- **Input data**:
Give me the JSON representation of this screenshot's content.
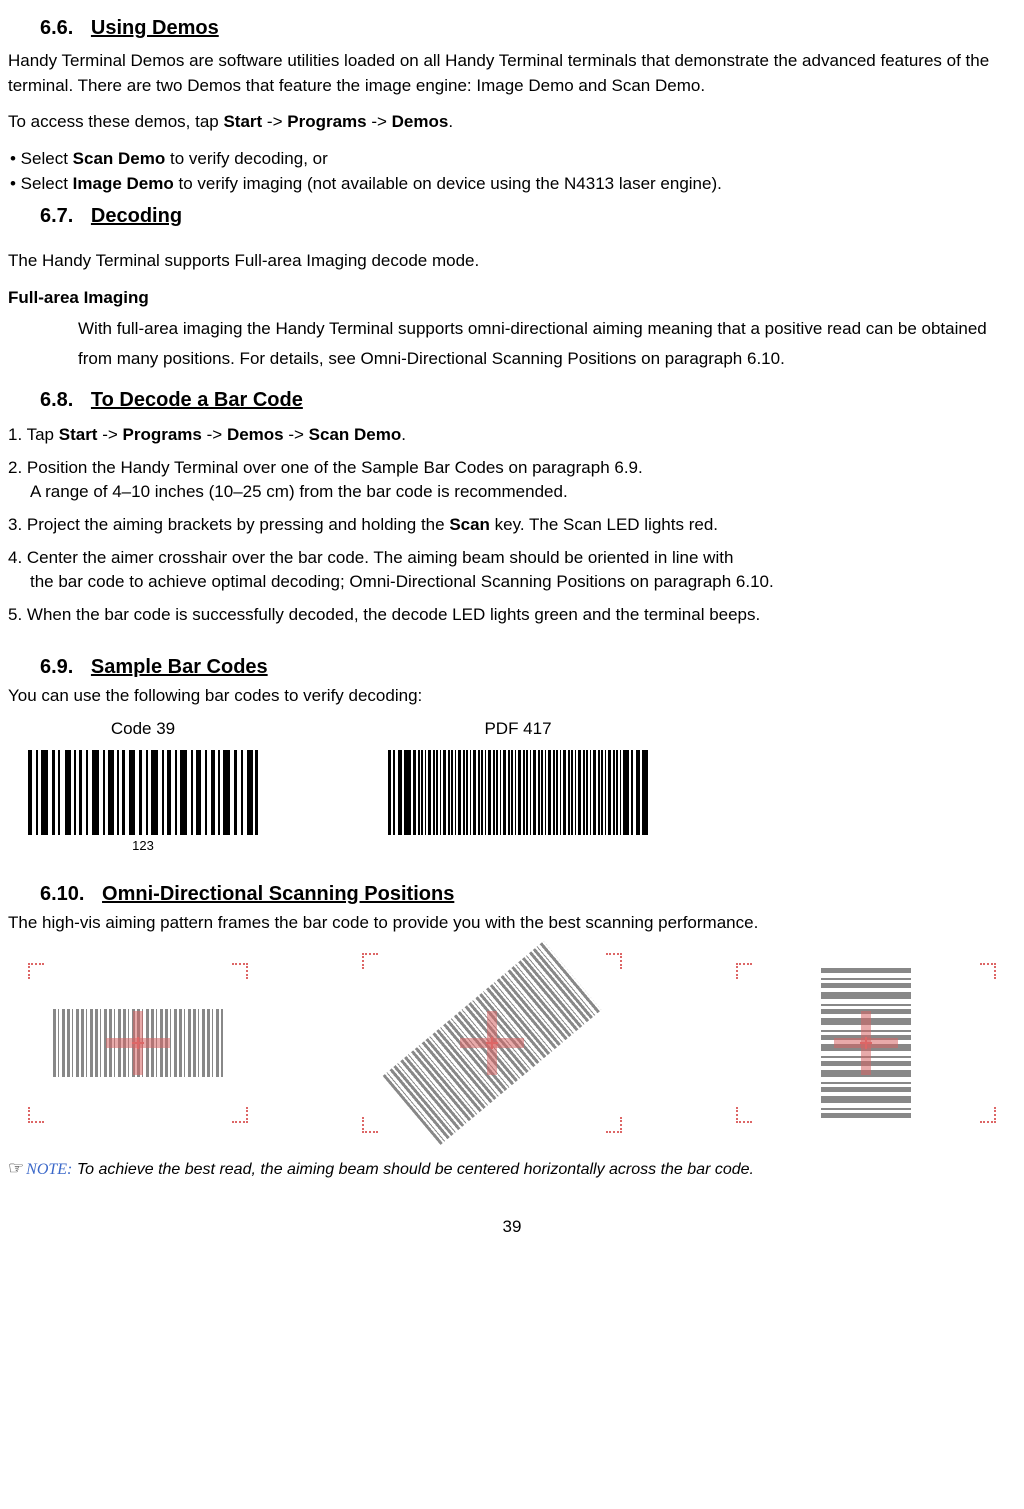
{
  "sections": {
    "s66": {
      "num": "6.6.",
      "title": "Using Demos"
    },
    "s67": {
      "num": "6.7.",
      "title": "Decoding"
    },
    "s68": {
      "num": "6.8.",
      "title": "To Decode a Bar Code"
    },
    "s69": {
      "num": "6.9.",
      "title": "Sample Bar Codes"
    },
    "s610": {
      "num": "6.10.",
      "title": "Omni-Directional Scanning Positions"
    }
  },
  "s66_body": {
    "p1": "Handy Terminal Demos are software utilities loaded on all Handy Terminal terminals that demonstrate the advanced features of the terminal. There are two Demos that feature the image engine: Image Demo and Scan Demo.",
    "p2_a": "To access these demos, tap ",
    "p2_b": "Start",
    "p2_c": " -> ",
    "p2_d": "Programs",
    "p2_e": " -> ",
    "p2_f": "Demos",
    "p2_g": ".",
    "b1_a": "• Select ",
    "b1_b": "Scan Demo",
    "b1_c": " to verify decoding, or",
    "b2_a": "• Select ",
    "b2_b": "Image Demo",
    "b2_c": " to verify imaging (not available on device using the N4313 laser engine)."
  },
  "s67_body": {
    "p1": "The Handy Terminal supports Full-area Imaging decode mode.",
    "sub": "Full-area Imaging",
    "p2": "With full-area imaging the Handy Terminal supports omni-directional aiming meaning that a positive read can be obtained from many positions. For details, see Omni-Directional Scanning Positions on paragraph 6.10."
  },
  "s68_body": {
    "step1_a": "1. Tap ",
    "step1_b": "Start",
    "step1_c": " -> ",
    "step1_d": "Programs",
    "step1_e": " -> ",
    "step1_f": "Demos",
    "step1_g": " -> ",
    "step1_h": "Scan Demo",
    "step1_i": ".",
    "step2_l1": "2. Position the Handy Terminal over one of the Sample Bar Codes on paragraph 6.9.",
    "step2_l2": "A range of 4–10 inches (10–25 cm) from the bar code is recommended.",
    "step3_a": "3. Project the aiming brackets by pressing and holding the ",
    "step3_b": "Scan",
    "step3_c": " key. The Scan LED lights red.",
    "step4_l1": "4. Center the aimer crosshair over the bar code. The aiming beam should be oriented in line with",
    "step4_l2": "the bar code to achieve optimal decoding; Omni-Directional Scanning Positions on paragraph 6.10.",
    "step5": "5. When the bar code is successfully decoded, the decode LED lights green and the terminal beeps."
  },
  "s69_body": {
    "intro": "You can use the following bar codes to verify decoding:",
    "label1": "Code 39",
    "label2": "PDF 417",
    "code39_value": "123"
  },
  "s610_body": {
    "intro": "The high-vis aiming pattern frames the bar code to provide you with the best scanning performance."
  },
  "note": {
    "hand": "☞",
    "label": "NOTE:",
    "text": "To achieve the best read, the aiming beam should be centered horizontally across the bar code."
  },
  "page_number": "39"
}
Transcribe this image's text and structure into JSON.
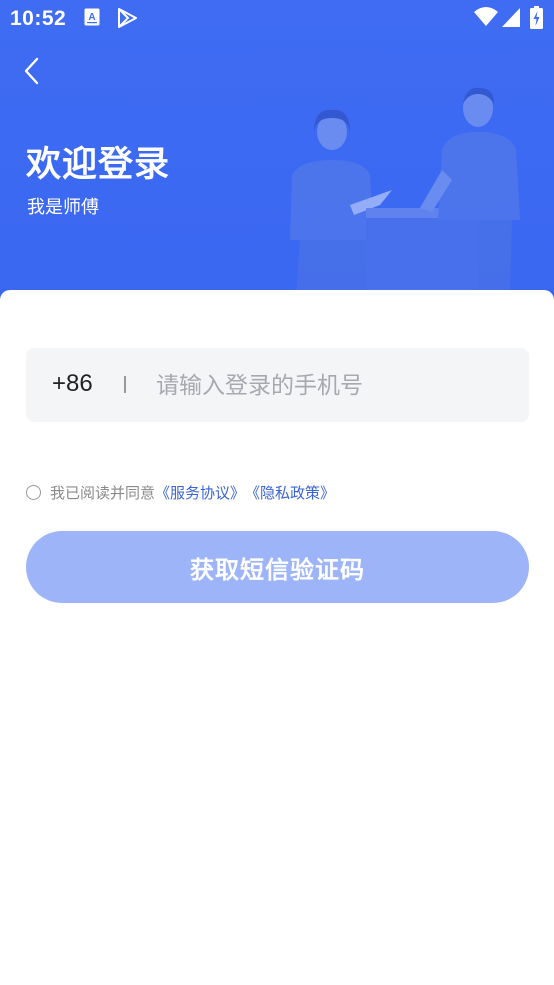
{
  "status_bar": {
    "time": "10:52",
    "icons": [
      "a-translate-icon",
      "play-store-icon",
      "wifi-icon",
      "signal-icon",
      "battery-charging-icon"
    ]
  },
  "header": {
    "back_icon": "chevron-left-icon",
    "title": "欢迎登录",
    "subtitle": "我是师傅",
    "background_color": "#3f6cf3"
  },
  "login_form": {
    "country_code": "+86",
    "phone_placeholder": "请输入登录的手机号",
    "phone_value": "",
    "agreement": {
      "checked": false,
      "prefix": "我已阅读并同意",
      "service_link": "《服务协议》",
      "privacy_link": "《隐私政策》",
      "link_color": "#3a64d8"
    },
    "submit_label": "获取短信验证码",
    "submit_color": "#9db4f8"
  }
}
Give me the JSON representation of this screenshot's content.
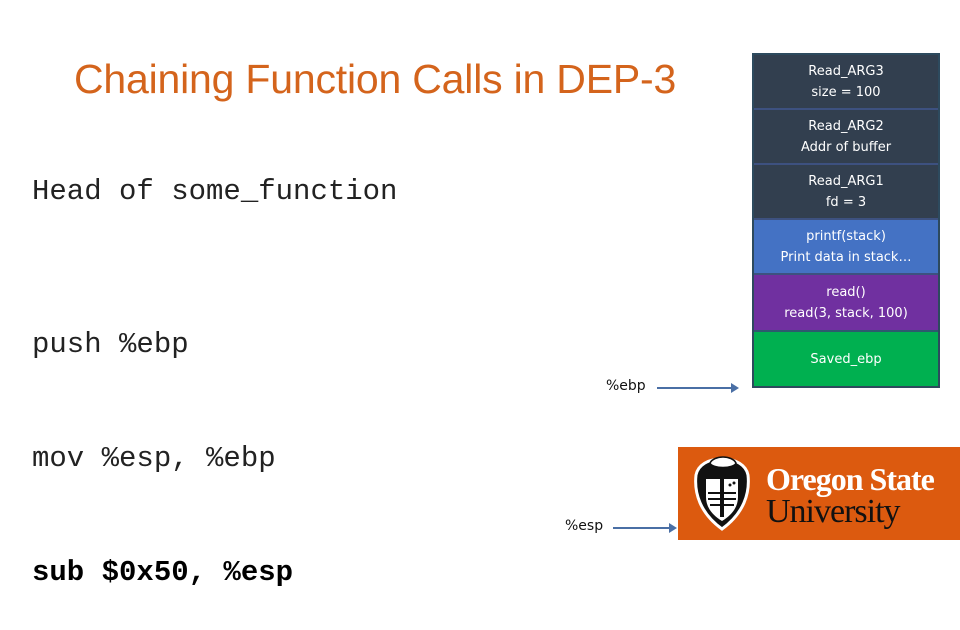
{
  "slide": {
    "title": "Chaining Function Calls in DEP-3",
    "code_heading": "Head of some_function",
    "code_lines": [
      {
        "text": "push %ebp",
        "bold": false
      },
      {
        "text": "mov %esp, %ebp",
        "bold": false
      },
      {
        "text": "sub $0x50, %esp",
        "bold": true
      }
    ]
  },
  "stack": {
    "cells": [
      {
        "line1": "Read_ARG3",
        "line2": "size = 100",
        "color": "#323f4f"
      },
      {
        "line1": "Read_ARG2",
        "line2": "Addr of buffer",
        "color": "#323f4f"
      },
      {
        "line1": "Read_ARG1",
        "line2": "fd = 3",
        "color": "#323f4f"
      },
      {
        "line1": "printf(stack)",
        "line2": "Print data in stack…",
        "color": "#4472c4"
      },
      {
        "line1": "read()",
        "line2": "read(3, stack, 100)",
        "color": "#7030a0"
      },
      {
        "line1": "Saved_ebp",
        "line2": "",
        "color": "#00b050"
      }
    ]
  },
  "registers": {
    "ebp_label": "%ebp",
    "esp_label": "%esp"
  },
  "logo": {
    "line1": "Oregon State",
    "line2": "University",
    "bg_color": "#dc5a0f"
  }
}
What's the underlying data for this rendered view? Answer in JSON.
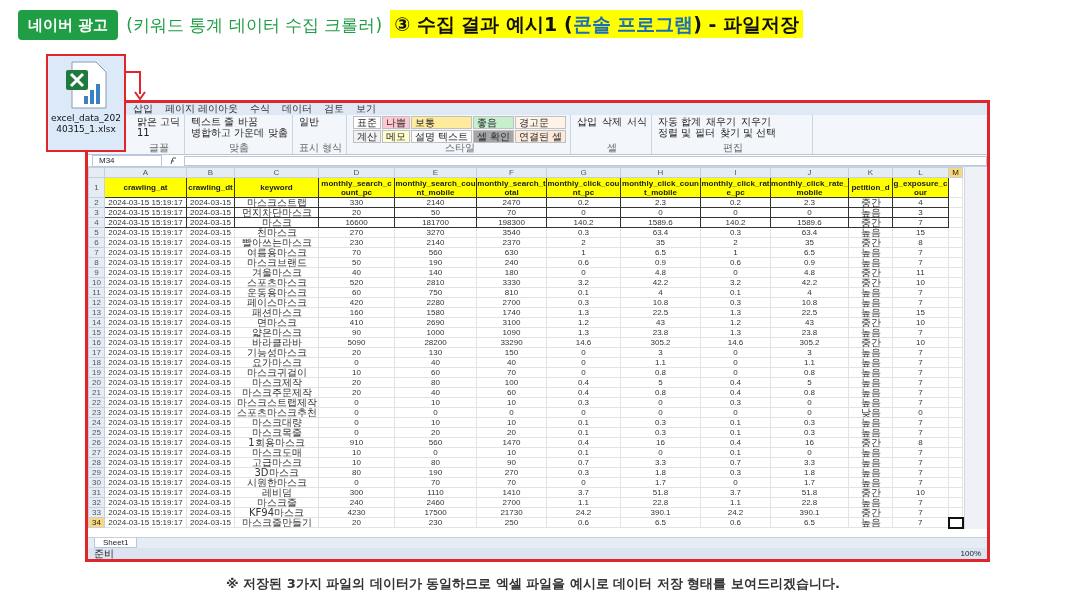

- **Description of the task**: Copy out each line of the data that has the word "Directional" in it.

- **Your solution**:
      "title": "Omni-Directional Scanning Positions"
    "p2": "With full-area imaging the Handy Terminal supports omni-directional aiming meaning that a positive read can be obtained from many positions. For details, see Omni-Directional Scanning Positions on paragraph 6.10."
    "step4_l2": "the bar code to achieve optimal decoding; Omni-Directional Scanning Positions on paragraph 6.10.",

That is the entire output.